(Dataset rows describing interfaces)
--- START ---
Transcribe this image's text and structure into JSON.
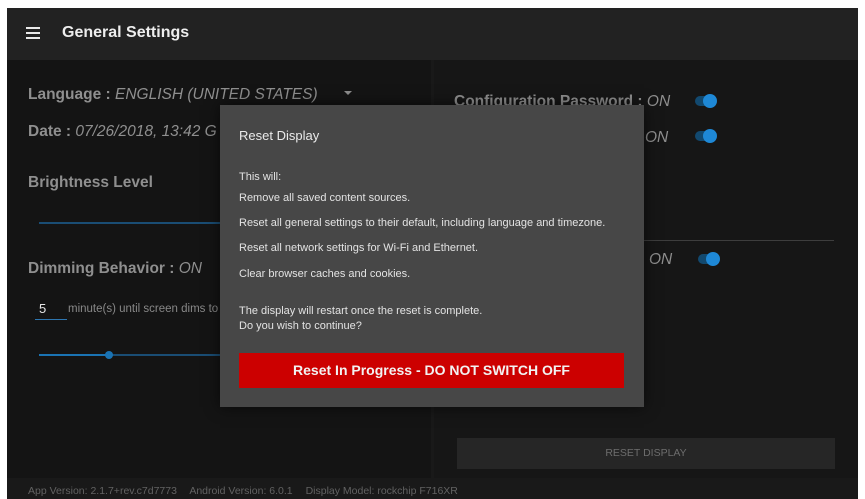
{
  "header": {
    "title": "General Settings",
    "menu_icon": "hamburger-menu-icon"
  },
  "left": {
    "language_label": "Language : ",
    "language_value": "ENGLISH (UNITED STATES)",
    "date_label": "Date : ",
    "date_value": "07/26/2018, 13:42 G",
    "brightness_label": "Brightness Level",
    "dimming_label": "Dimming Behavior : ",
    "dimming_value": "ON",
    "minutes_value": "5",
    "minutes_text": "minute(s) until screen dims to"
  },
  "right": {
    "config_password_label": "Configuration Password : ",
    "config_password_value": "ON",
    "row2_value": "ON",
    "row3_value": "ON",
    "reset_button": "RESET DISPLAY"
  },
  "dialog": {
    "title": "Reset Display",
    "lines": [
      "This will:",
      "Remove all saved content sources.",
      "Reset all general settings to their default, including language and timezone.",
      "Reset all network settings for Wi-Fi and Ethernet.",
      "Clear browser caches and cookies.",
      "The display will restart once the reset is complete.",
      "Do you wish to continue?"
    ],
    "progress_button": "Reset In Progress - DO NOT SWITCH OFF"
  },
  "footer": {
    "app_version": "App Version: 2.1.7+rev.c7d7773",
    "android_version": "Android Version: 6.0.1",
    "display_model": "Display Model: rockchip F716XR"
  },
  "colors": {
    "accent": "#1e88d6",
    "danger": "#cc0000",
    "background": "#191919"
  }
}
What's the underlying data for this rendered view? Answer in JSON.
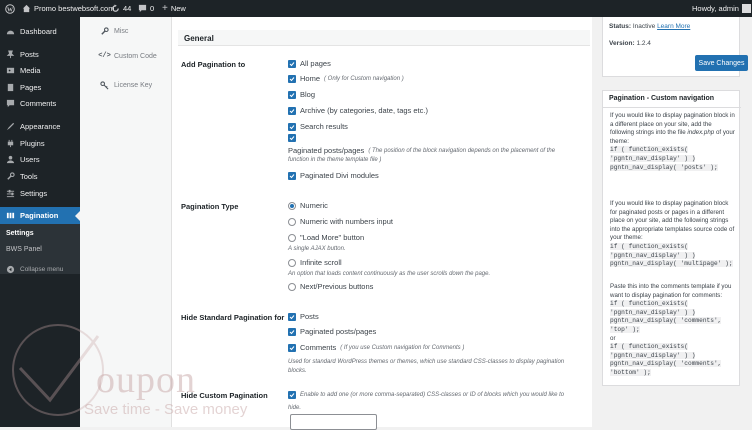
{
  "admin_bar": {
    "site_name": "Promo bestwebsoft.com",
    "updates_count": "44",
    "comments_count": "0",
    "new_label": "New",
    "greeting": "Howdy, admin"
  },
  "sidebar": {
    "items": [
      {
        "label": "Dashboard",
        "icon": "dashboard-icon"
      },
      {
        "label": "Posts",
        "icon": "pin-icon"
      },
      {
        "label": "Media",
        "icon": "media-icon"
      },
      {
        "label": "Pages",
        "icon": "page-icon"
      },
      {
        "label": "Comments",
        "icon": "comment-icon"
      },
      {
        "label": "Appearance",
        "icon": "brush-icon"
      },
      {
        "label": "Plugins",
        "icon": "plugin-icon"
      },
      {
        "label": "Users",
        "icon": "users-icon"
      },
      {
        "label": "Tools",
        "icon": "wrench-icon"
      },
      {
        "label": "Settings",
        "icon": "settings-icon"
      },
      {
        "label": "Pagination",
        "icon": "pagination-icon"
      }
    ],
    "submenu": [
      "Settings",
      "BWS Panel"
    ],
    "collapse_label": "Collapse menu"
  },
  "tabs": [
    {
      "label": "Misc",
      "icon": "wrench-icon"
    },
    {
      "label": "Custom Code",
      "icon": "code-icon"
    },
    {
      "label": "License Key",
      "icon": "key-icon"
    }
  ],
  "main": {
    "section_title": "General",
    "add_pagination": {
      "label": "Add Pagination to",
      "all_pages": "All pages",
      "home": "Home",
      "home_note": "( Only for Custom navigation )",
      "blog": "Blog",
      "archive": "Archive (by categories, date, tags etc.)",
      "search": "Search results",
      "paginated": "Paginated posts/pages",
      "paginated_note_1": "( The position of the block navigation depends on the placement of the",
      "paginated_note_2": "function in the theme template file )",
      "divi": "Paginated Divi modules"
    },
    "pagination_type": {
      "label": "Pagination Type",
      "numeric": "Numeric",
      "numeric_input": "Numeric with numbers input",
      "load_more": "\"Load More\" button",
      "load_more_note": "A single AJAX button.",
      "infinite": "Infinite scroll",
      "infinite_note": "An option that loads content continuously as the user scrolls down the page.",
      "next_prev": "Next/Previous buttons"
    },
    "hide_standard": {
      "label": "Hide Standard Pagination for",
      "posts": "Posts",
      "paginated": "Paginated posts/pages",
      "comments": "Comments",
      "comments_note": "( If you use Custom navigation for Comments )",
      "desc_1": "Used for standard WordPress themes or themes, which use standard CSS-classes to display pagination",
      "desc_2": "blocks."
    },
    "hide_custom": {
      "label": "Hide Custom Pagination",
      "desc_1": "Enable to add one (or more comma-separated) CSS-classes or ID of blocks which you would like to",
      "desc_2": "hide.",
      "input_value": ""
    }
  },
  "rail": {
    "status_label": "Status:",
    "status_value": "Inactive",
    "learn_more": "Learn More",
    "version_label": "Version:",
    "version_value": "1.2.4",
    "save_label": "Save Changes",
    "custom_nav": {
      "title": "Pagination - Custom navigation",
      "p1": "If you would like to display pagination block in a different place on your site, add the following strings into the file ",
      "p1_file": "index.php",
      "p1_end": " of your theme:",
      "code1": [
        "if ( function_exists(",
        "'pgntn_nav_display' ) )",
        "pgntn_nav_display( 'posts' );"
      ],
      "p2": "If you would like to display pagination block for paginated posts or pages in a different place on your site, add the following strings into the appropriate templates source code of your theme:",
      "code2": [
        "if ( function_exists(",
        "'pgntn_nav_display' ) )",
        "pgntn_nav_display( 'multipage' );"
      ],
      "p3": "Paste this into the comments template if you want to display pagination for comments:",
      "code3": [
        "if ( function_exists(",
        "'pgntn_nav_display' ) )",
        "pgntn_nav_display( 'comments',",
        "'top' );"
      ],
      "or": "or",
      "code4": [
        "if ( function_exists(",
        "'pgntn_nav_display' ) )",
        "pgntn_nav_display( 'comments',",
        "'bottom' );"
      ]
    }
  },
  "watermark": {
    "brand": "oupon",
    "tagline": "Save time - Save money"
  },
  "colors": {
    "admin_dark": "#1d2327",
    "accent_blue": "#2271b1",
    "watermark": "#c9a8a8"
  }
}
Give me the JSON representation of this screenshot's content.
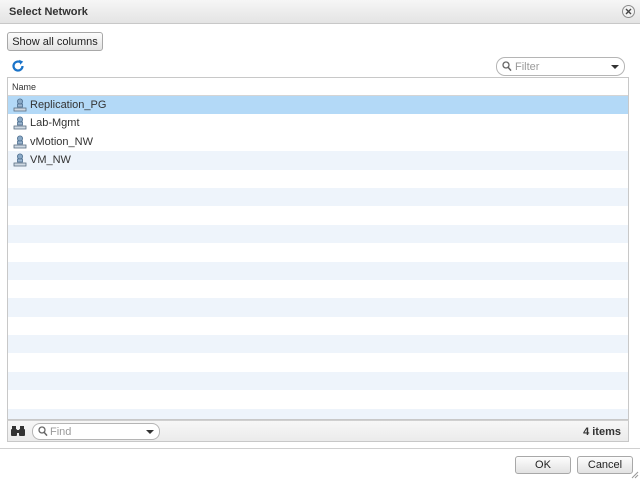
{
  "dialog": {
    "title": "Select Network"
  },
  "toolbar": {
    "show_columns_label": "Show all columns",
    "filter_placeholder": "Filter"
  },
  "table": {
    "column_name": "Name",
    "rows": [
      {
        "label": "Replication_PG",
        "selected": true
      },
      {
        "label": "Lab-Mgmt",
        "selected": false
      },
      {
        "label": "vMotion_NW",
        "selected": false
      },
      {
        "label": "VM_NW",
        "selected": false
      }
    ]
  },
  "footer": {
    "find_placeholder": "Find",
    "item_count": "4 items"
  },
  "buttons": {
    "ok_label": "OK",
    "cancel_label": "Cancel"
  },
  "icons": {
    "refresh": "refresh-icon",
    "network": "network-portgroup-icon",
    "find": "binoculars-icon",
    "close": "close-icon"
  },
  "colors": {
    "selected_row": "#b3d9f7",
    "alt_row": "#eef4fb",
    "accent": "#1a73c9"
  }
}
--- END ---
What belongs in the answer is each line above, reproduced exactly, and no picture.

#### Task response
Transcribe this image's text and structure into JSON.
{
  "header": {
    "title": "General Settings",
    "menu_icon": "hamburger-menu-icon"
  },
  "left": {
    "language_label": "Language : ",
    "language_value": "ENGLISH (UNITED STATES)",
    "date_label": "Date : ",
    "date_value": "07/26/2018, 13:42 G",
    "brightness_label": "Brightness Level",
    "dimming_label": "Dimming Behavior : ",
    "dimming_value": "ON",
    "minutes_value": "5",
    "minutes_text": "minute(s) until screen dims to"
  },
  "right": {
    "config_password_label": "Configuration Password : ",
    "config_password_value": "ON",
    "row2_value": "ON",
    "row3_value": "ON",
    "reset_button": "RESET DISPLAY"
  },
  "dialog": {
    "title": "Reset Display",
    "lines": [
      "This will:",
      "Remove all saved content sources.",
      "Reset all general settings to their default, including language and timezone.",
      "Reset all network settings for Wi-Fi and Ethernet.",
      "Clear browser caches and cookies.",
      "The display will restart once the reset is complete.",
      "Do you wish to continue?"
    ],
    "progress_button": "Reset In Progress - DO NOT SWITCH OFF"
  },
  "footer": {
    "app_version": "App Version: 2.1.7+rev.c7d7773",
    "android_version": "Android Version: 6.0.1",
    "display_model": "Display Model: rockchip F716XR"
  },
  "colors": {
    "accent": "#1e88d6",
    "danger": "#cc0000",
    "background": "#191919"
  }
}
What's the underlying data for this rendered view? Answer in JSON.
{
  "admin_bar": {
    "site_name": "Promo bestwebsoft.com",
    "updates_count": "44",
    "comments_count": "0",
    "new_label": "New",
    "greeting": "Howdy, admin"
  },
  "sidebar": {
    "items": [
      {
        "label": "Dashboard",
        "icon": "dashboard-icon"
      },
      {
        "label": "Posts",
        "icon": "pin-icon"
      },
      {
        "label": "Media",
        "icon": "media-icon"
      },
      {
        "label": "Pages",
        "icon": "page-icon"
      },
      {
        "label": "Comments",
        "icon": "comment-icon"
      },
      {
        "label": "Appearance",
        "icon": "brush-icon"
      },
      {
        "label": "Plugins",
        "icon": "plugin-icon"
      },
      {
        "label": "Users",
        "icon": "users-icon"
      },
      {
        "label": "Tools",
        "icon": "wrench-icon"
      },
      {
        "label": "Settings",
        "icon": "settings-icon"
      },
      {
        "label": "Pagination",
        "icon": "pagination-icon"
      }
    ],
    "submenu": [
      "Settings",
      "BWS Panel"
    ],
    "collapse_label": "Collapse menu"
  },
  "tabs": [
    {
      "label": "Misc",
      "icon": "wrench-icon"
    },
    {
      "label": "Custom Code",
      "icon": "code-icon"
    },
    {
      "label": "License Key",
      "icon": "key-icon"
    }
  ],
  "main": {
    "section_title": "General",
    "add_pagination": {
      "label": "Add Pagination to",
      "all_pages": "All pages",
      "home": "Home",
      "home_note": "( Only for Custom navigation )",
      "blog": "Blog",
      "archive": "Archive (by categories, date, tags etc.)",
      "search": "Search results",
      "paginated": "Paginated posts/pages",
      "paginated_note_1": "( The position of the block navigation depends on the placement of the",
      "paginated_note_2": "function in the theme template file )",
      "divi": "Paginated Divi modules"
    },
    "pagination_type": {
      "label": "Pagination Type",
      "numeric": "Numeric",
      "numeric_input": "Numeric with numbers input",
      "load_more": "\"Load More\" button",
      "load_more_note": "A single AJAX button.",
      "infinite": "Infinite scroll",
      "infinite_note": "An option that loads content continuously as the user scrolls down the page.",
      "next_prev": "Next/Previous buttons"
    },
    "hide_standard": {
      "label": "Hide Standard Pagination for",
      "posts": "Posts",
      "paginated": "Paginated posts/pages",
      "comments": "Comments",
      "comments_note": "( If you use Custom navigation for Comments )",
      "desc_1": "Used for standard WordPress themes or themes, which use standard CSS-classes to display pagination",
      "desc_2": "blocks."
    },
    "hide_custom": {
      "label": "Hide Custom Pagination",
      "desc_1": "Enable to add one (or more comma-separated) CSS-classes or ID of blocks which you would like to",
      "desc_2": "hide.",
      "input_value": ""
    }
  },
  "rail": {
    "status_label": "Status:",
    "status_value": "Inactive",
    "learn_more": "Learn More",
    "version_label": "Version:",
    "version_value": "1.2.4",
    "save_label": "Save Changes",
    "custom_nav": {
      "title": "Pagination - Custom navigation",
      "p1": "If you would like to display pagination block in a different place on your site, add the following strings into the file ",
      "p1_file": "index.php",
      "p1_end": " of your theme:",
      "code1": [
        "if ( function_exists(",
        "'pgntn_nav_display' ) )",
        "pgntn_nav_display( 'posts' );"
      ],
      "p2": "If you would like to display pagination block for paginated posts or pages in a different place on your site, add the following strings into the appropriate templates source code of your theme:",
      "code2": [
        "if ( function_exists(",
        "'pgntn_nav_display' ) )",
        "pgntn_nav_display( 'multipage' );"
      ],
      "p3": "Paste this into the comments template if you want to display pagination for comments:",
      "code3": [
        "if ( function_exists(",
        "'pgntn_nav_display' ) )",
        "pgntn_nav_display( 'comments',",
        "'top' );"
      ],
      "or": "or",
      "code4": [
        "if ( function_exists(",
        "'pgntn_nav_display' ) )",
        "pgntn_nav_display( 'comments',",
        "'bottom' );"
      ]
    }
  },
  "watermark": {
    "brand": "oupon",
    "tagline": "Save time - Save money"
  },
  "colors": {
    "admin_dark": "#1d2327",
    "accent_blue": "#2271b1",
    "watermark": "#c9a8a8"
  }
}
Give me the JSON representation of this screenshot's content.
{
  "dialog": {
    "title": "Select Network"
  },
  "toolbar": {
    "show_columns_label": "Show all columns",
    "filter_placeholder": "Filter"
  },
  "table": {
    "column_name": "Name",
    "rows": [
      {
        "label": "Replication_PG",
        "selected": true
      },
      {
        "label": "Lab-Mgmt",
        "selected": false
      },
      {
        "label": "vMotion_NW",
        "selected": false
      },
      {
        "label": "VM_NW",
        "selected": false
      }
    ]
  },
  "footer": {
    "find_placeholder": "Find",
    "item_count": "4 items"
  },
  "buttons": {
    "ok_label": "OK",
    "cancel_label": "Cancel"
  },
  "icons": {
    "refresh": "refresh-icon",
    "network": "network-portgroup-icon",
    "find": "binoculars-icon",
    "close": "close-icon"
  },
  "colors": {
    "selected_row": "#b3d9f7",
    "alt_row": "#eef4fb",
    "accent": "#1a73c9"
  }
}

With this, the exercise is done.